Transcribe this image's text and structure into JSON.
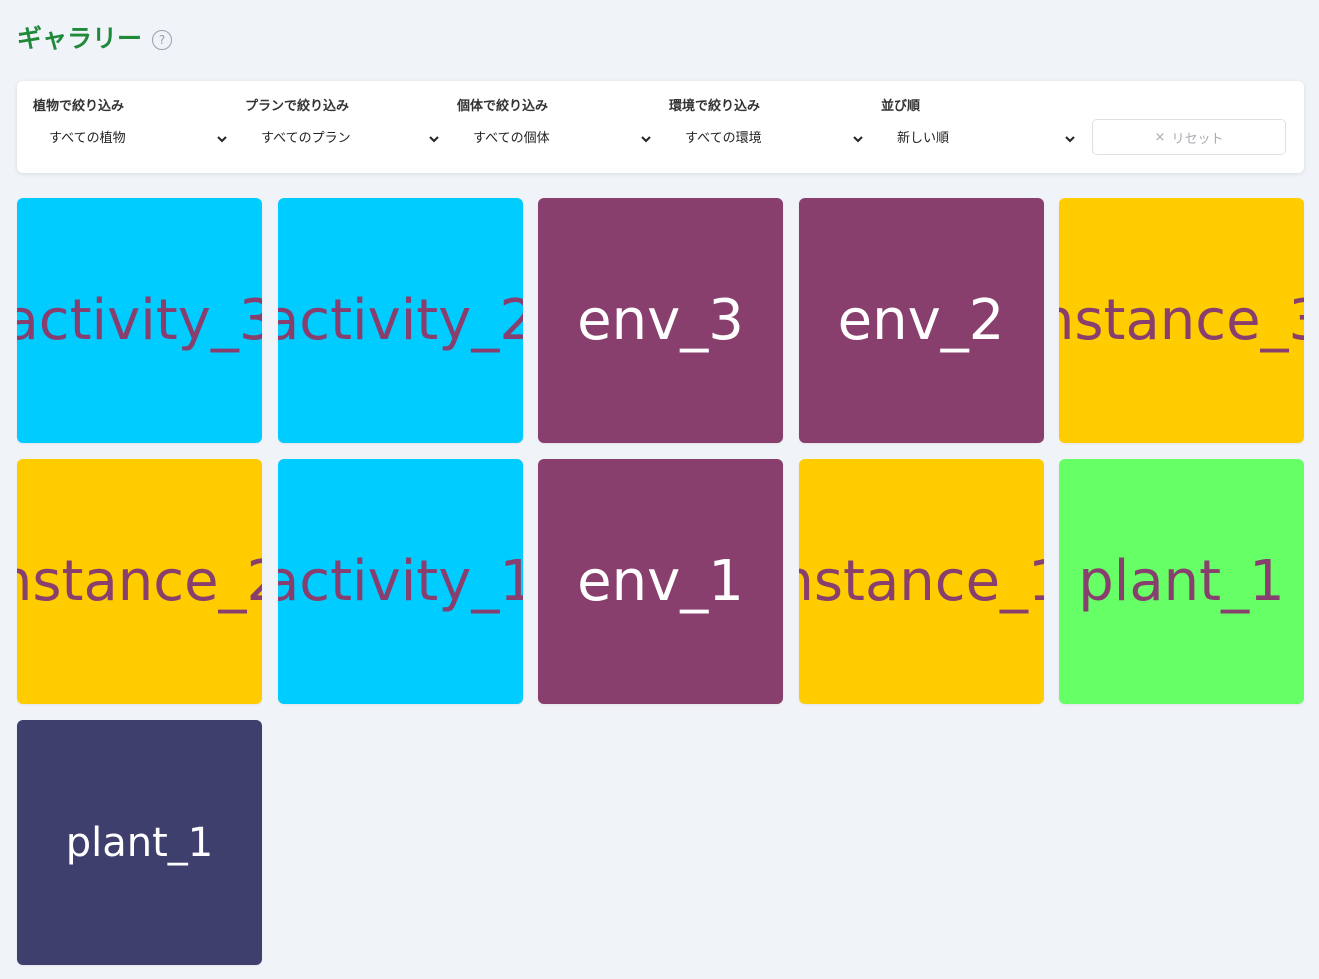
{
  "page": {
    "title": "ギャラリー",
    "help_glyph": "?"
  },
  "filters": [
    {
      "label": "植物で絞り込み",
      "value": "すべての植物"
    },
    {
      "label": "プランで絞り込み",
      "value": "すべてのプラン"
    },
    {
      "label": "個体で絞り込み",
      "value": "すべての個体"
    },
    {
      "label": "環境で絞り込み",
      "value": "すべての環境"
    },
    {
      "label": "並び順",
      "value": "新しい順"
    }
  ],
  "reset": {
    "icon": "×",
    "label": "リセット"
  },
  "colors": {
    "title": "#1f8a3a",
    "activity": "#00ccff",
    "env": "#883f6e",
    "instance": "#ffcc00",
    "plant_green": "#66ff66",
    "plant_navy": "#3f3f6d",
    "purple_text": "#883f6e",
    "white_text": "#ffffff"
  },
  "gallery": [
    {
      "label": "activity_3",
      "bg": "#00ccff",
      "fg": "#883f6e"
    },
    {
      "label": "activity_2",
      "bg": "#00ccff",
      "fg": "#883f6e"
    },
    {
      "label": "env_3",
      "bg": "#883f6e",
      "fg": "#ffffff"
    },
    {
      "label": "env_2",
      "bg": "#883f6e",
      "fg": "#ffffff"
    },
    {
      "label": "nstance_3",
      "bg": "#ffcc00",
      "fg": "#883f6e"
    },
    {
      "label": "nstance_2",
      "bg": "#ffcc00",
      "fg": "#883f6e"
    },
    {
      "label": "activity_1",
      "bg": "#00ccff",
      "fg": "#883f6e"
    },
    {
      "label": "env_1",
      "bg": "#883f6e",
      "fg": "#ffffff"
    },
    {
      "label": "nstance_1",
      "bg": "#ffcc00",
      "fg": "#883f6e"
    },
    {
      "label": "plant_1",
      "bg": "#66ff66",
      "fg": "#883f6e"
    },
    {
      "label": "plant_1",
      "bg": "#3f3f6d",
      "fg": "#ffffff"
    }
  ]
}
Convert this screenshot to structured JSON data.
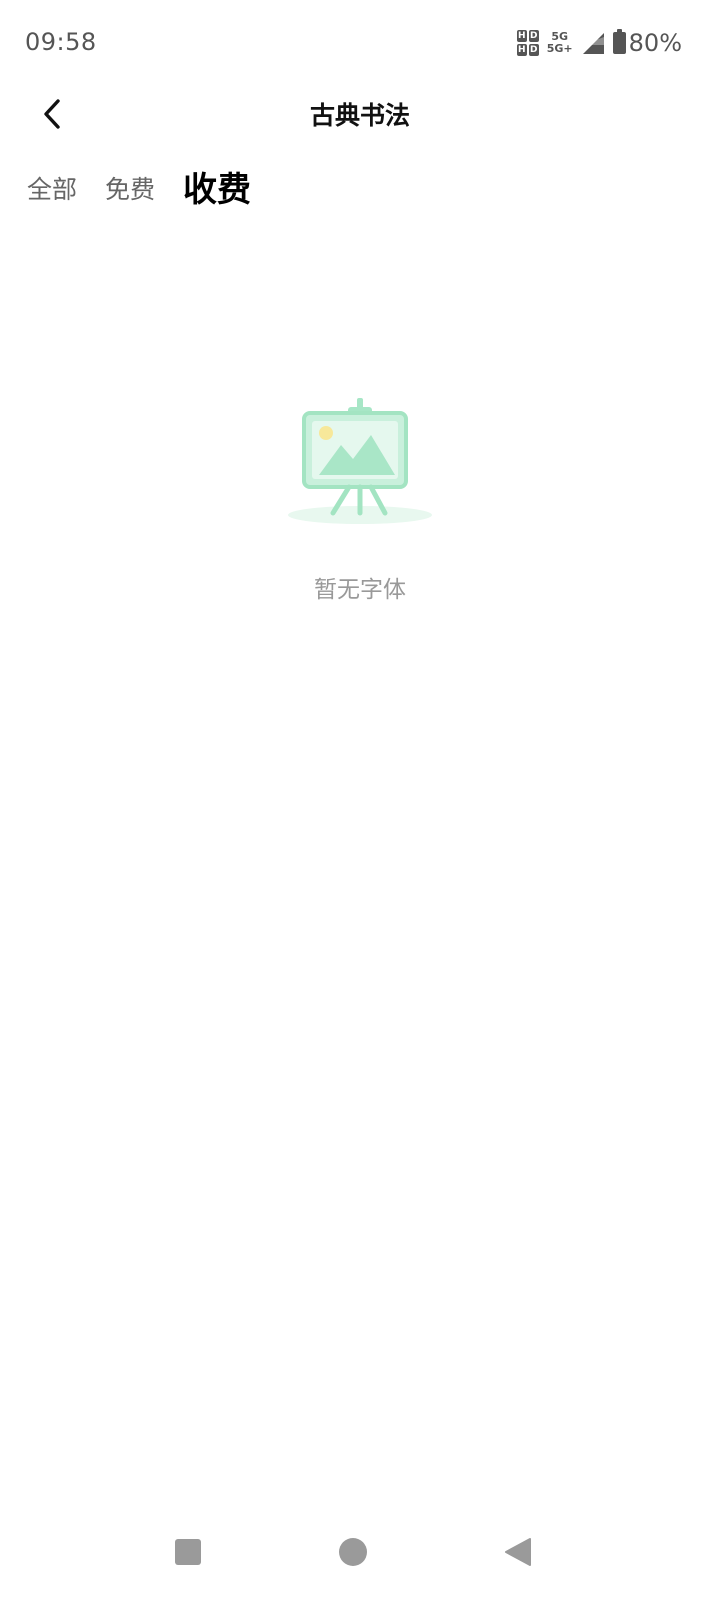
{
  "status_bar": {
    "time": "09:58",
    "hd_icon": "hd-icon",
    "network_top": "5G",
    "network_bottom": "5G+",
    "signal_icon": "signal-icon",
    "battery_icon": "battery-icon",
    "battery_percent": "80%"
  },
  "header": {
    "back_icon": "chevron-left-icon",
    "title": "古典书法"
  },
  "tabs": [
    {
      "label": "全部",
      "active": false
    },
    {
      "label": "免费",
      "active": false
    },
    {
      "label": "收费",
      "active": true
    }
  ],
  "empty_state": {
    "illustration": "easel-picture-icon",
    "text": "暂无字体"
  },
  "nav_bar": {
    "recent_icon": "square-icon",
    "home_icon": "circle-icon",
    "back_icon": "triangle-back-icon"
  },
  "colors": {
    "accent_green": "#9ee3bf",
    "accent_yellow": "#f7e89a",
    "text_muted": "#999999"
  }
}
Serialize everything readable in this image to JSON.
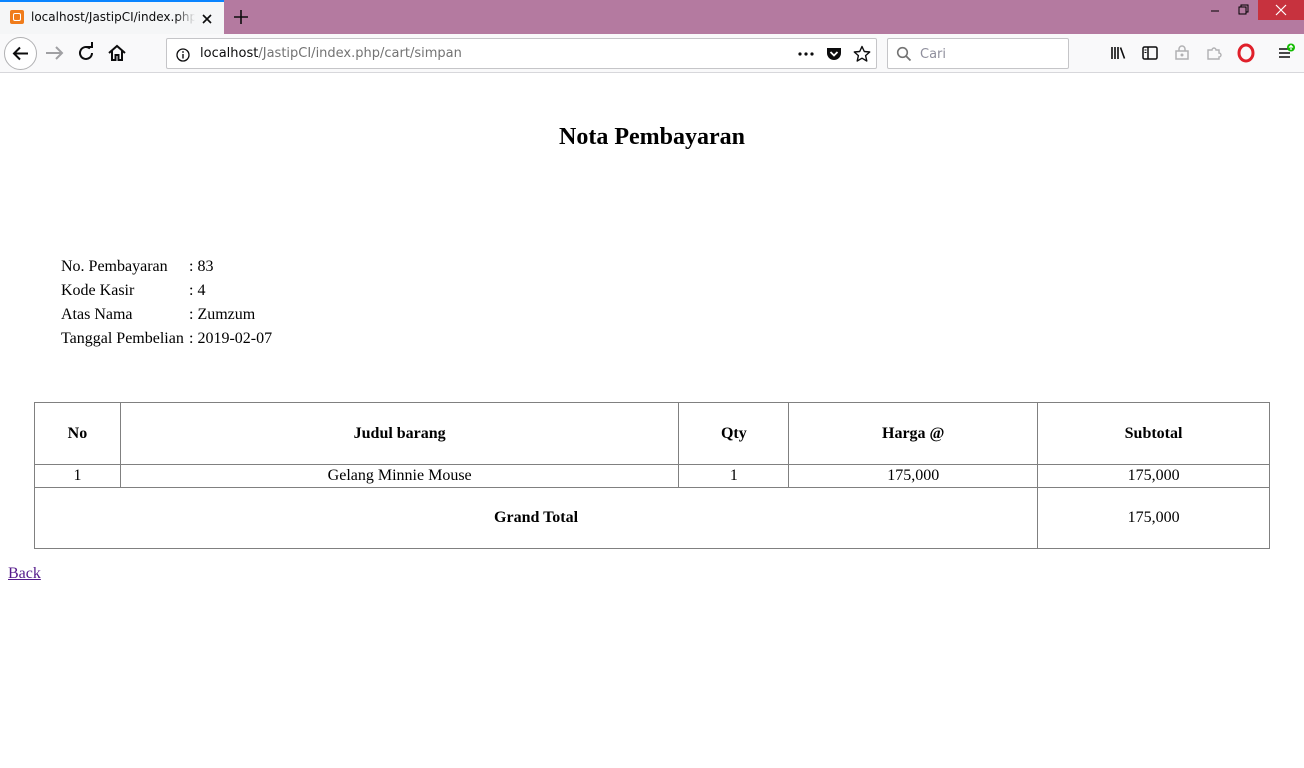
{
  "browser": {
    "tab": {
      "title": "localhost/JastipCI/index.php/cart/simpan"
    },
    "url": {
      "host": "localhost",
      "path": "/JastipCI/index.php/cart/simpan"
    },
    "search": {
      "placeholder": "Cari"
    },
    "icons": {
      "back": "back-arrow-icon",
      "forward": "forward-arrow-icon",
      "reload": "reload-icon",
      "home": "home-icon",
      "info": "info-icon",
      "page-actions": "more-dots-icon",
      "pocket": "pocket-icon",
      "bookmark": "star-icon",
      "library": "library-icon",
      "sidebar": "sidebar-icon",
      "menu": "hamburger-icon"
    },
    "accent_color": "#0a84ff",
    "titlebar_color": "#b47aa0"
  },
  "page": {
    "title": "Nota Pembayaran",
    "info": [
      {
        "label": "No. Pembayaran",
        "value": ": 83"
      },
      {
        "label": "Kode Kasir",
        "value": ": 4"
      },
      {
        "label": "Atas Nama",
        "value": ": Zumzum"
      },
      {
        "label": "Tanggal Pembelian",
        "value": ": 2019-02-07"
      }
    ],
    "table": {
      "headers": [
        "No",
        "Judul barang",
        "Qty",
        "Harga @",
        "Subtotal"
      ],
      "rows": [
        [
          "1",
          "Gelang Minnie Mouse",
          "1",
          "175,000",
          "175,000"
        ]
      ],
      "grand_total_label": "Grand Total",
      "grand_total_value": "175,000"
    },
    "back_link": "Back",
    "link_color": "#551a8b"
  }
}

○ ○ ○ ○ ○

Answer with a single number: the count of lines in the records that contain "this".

3